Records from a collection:

########

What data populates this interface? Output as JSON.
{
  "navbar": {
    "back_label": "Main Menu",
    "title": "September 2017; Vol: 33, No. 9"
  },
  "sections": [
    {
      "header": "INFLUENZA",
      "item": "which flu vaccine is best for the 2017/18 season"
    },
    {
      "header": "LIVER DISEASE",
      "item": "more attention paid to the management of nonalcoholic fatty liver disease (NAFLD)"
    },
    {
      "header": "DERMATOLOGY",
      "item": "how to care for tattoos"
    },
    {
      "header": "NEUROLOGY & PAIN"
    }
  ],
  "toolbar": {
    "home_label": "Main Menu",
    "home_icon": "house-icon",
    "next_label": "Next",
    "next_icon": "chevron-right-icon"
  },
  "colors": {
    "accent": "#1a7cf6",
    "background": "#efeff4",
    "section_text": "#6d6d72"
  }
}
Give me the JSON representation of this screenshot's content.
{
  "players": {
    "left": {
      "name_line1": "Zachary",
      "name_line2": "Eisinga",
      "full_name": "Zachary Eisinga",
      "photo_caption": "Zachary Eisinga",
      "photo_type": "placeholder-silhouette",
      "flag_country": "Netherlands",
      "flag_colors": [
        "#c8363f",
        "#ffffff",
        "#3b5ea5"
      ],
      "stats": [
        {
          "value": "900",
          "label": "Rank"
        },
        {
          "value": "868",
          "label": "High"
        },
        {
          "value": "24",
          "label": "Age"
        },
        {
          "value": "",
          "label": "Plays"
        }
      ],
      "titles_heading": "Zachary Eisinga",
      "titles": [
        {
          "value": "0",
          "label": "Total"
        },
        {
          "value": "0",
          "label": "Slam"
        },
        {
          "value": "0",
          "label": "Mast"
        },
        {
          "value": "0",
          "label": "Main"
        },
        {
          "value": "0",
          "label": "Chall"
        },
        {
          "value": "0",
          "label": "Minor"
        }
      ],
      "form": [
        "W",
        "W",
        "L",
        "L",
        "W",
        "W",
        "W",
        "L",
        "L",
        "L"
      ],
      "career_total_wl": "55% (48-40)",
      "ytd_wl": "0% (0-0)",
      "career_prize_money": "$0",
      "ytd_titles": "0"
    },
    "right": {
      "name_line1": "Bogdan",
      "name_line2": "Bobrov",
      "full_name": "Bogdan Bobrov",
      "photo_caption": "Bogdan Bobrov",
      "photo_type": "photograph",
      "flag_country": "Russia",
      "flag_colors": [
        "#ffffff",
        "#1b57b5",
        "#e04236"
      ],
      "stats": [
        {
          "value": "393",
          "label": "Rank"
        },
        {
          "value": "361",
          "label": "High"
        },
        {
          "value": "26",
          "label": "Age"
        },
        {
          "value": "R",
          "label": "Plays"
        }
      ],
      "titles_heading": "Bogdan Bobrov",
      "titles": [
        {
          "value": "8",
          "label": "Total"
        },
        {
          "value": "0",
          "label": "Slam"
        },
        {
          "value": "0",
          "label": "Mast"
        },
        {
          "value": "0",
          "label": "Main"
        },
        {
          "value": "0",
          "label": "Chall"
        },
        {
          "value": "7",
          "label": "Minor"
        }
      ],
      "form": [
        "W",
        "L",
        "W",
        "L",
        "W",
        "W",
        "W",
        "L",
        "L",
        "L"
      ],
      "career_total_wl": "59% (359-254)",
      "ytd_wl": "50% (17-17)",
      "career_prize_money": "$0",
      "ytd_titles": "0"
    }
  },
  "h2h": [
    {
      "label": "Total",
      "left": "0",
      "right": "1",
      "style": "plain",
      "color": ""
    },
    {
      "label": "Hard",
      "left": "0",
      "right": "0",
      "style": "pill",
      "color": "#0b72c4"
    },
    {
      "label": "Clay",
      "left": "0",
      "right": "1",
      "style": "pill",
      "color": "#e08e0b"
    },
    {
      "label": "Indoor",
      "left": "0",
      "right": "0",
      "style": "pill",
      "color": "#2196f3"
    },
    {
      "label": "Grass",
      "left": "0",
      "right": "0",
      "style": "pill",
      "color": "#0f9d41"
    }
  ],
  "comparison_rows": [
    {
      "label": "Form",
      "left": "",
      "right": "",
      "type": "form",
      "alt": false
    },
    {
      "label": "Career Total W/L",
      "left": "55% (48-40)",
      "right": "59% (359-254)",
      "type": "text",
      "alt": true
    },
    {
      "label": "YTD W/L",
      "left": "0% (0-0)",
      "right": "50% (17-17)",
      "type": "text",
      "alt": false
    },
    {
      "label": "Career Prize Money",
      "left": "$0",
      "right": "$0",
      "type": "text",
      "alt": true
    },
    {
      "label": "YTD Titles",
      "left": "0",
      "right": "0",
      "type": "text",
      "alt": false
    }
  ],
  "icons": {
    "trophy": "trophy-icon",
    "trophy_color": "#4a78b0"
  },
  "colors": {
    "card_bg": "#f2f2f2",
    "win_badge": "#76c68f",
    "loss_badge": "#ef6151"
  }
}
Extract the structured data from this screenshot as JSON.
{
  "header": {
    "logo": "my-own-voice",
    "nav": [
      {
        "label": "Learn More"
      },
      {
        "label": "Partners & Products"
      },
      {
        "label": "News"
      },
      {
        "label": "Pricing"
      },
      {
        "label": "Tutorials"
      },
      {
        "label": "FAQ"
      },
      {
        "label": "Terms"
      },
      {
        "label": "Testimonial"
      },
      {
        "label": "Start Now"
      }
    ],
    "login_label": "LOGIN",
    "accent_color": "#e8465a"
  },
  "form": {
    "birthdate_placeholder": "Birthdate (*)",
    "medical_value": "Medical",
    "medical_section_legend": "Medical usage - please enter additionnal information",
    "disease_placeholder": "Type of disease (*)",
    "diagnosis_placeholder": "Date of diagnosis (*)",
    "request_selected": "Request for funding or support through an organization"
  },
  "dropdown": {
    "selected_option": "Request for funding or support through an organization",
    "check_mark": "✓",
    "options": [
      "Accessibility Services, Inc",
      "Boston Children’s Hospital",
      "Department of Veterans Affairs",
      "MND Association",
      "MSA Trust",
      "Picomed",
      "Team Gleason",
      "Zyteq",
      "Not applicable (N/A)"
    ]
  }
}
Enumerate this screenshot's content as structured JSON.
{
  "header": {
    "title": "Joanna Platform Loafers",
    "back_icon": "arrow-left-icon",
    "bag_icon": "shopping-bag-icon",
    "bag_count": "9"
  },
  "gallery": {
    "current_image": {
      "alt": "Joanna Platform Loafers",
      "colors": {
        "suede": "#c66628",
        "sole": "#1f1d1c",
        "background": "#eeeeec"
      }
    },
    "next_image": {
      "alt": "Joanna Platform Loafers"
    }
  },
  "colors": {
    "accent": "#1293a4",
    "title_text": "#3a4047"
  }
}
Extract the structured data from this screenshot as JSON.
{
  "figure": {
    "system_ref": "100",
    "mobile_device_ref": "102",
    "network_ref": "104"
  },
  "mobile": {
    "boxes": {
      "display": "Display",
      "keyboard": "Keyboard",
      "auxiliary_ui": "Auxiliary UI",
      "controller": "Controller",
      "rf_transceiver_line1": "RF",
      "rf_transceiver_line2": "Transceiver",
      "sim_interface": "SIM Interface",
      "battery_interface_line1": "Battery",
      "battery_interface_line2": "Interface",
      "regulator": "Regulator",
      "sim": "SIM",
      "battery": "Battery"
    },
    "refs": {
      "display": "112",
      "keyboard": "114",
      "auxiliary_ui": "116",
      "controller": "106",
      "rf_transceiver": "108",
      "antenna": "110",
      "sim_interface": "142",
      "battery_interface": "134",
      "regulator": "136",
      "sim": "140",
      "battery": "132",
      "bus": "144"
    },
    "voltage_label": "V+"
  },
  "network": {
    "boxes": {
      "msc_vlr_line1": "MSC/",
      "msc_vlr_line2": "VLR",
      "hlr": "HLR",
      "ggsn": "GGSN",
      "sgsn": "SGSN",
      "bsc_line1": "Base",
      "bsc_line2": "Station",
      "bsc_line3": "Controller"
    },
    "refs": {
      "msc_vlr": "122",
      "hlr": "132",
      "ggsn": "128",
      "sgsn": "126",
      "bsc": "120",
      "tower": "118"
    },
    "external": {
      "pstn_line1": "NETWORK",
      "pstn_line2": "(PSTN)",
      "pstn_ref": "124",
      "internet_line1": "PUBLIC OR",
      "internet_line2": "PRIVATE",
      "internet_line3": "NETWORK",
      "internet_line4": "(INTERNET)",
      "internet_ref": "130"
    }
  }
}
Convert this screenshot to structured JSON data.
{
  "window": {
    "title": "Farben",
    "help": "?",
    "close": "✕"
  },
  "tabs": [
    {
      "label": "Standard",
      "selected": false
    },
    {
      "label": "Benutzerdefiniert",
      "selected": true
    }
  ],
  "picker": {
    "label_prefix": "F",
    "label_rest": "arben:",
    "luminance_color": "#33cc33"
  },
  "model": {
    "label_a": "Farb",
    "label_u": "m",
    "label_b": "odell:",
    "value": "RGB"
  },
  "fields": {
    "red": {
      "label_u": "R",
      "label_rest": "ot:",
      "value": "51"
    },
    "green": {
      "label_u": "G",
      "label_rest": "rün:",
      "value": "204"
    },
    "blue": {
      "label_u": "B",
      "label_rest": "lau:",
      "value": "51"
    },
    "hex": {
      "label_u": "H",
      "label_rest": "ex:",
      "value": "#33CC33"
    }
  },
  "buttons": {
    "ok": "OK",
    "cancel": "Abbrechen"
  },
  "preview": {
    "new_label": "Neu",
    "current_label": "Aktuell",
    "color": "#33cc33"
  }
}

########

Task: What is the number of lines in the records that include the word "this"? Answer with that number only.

Answer to the exercise: 6